Lap 5 saw three retirements. Jason Wright and Shirley both retired near the Chicane. Bill had fitted a newly rebuilt magneto to the Mk IV for Goodwood and frustratingly the screws holding the cap had all come loose. Sparkless, the car coasted to a halt, and Shirley was disappointed to post her first Revival DNF. Paul had felt his engine tightening at St Marys, and coasted looking for a safe place to pull off that would minimise yellow flag time. With no engine tensioning, the primary chain decided to jump off and he dived for the grass.
At the front,
Skip managed to pass Rodney for third place. Ten seconds back, Neil found his way past
Peter for fifth place. Gordon was five seconds off Peter and four seconds ahead of David
Stevenson. Per Hageman was close behind, but being chased down by Geoff who was closing
down the large gap. James Holland had found a way past Mike, and as they passed the pits,
Marek also looked to make his move. Roy Wright was some way back but closing. Tony Steele
was on his own, then Olle Linde and

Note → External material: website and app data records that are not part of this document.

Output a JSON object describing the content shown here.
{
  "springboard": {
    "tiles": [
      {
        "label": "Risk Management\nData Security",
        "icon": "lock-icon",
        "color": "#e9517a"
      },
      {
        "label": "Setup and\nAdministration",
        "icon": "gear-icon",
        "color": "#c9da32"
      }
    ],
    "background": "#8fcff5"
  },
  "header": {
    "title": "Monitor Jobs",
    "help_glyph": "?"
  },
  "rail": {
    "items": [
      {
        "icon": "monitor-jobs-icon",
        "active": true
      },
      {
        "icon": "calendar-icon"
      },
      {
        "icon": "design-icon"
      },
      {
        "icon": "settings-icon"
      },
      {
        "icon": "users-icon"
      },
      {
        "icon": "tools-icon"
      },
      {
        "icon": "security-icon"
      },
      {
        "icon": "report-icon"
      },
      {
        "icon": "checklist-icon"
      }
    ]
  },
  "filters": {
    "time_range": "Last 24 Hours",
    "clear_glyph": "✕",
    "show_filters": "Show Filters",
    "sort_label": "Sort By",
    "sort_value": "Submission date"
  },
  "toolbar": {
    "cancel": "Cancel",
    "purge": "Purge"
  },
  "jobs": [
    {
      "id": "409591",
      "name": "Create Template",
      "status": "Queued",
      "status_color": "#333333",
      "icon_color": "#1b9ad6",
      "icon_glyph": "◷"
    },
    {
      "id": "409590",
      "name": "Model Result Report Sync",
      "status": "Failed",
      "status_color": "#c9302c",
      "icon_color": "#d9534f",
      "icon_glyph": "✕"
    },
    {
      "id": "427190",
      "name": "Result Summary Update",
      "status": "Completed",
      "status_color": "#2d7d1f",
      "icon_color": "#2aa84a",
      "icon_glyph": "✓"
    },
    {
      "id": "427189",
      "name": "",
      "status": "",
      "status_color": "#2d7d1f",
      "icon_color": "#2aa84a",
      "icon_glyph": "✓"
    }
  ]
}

Lap 6, and the Staride dived for the pits, the magneto failing suddenly. Rodney once again set about attacking Richard. Otherwise, positions were unchanged, though Marek was closer to James for what was now tenth place. And through lap 7, most time gaps were stable or slowly extending. Neil Hodges was flying, and certainly ruing his poor start. He set a 151 personal best, another three seconds faster than in practice and right on the pace of the cars ahead. This was particularly impressive as he had other things on his mind. A small fuel leak had got much worse, soaking his legs in methanol, and raising concerns that he might run out of fuel. Wisely, he had stashed his drinks bottle in the car, and splashed his legs with water. He then decided to ditch the empty bottle but, concentrating on throwing it far enough off track he somewhat forgot that there was a corner approaching and got distinctly loose through St Marys!
And so on the final lap
David put in a fast one to win comfortably. Richard Utley came in second, just holding off
Rodney Delves. Neil Hodges,
With no duties to perform on the final day, drivers were free to enjoy Lord Marchs Goodwood Ball, which this year was celebrating the 200th anniversary of Nelsons victory at Trafalgar. Several drivers were keen to match, with champagne, what their mounts consume in methanol. Consequently there were some very subdued faces creeping into the Paddock through the morning.
As through the rest of
the meeting, interest in the 500s was strong with many visitors to our corner of the
Paddock, and not just en route to the Spitfires.
interesting visitor was Gordon Murray, former Grand Prix car designer for Brabham and
McLaren, and the brains behind three great road cars the McLaren F1, Light Car
Company Rocket, and McLaren-Mercedes SLR. In a brief but fascinating discussion he
explained that the idea for the Rocket, an ultra-low weight, superbike-engined sports car,
had in fact come from the Kiefts and other 500s that his father had raced in
To sign off a
wonderful weekend, light drinks were served at lunchtime, kindly provided by Equipe Lecoq.
Various toasts were made to and from our Scandinavian and American guests. A special
Gentleman Drivers Award was supplied by Neil Hodges in the shape of a
bottle of champagne. A complicated handicap system to reward the gentleman who drives more
for enjoyment than position fittingly was won by
2005 was an important year for the 500s. After two years away from the Revival it was important that we put on a good show, and we achieved that both on and off-track. Reliability was improved and there was great competition right through the field. Almost every driver found themselves in a battle with someone at some point. The racing was at least as good as any other race on the card, and spectator feedback was excellent. Last, but most definitely not least, the social side. From the Thursday lunch session through to the Sunday reception, the 500 Paddock was the friendliest around.
All in, your reporter believes we made a good impression, and a strong case on all fronts for a return invitation to the Revival Meeting. Our most sincere thanks go to Lord March and his team at Goodwood, to the marshals and staff of the BARC, to the Scandinavian crew for their delightful lunch and to Equipe Lecoq for their hospitality.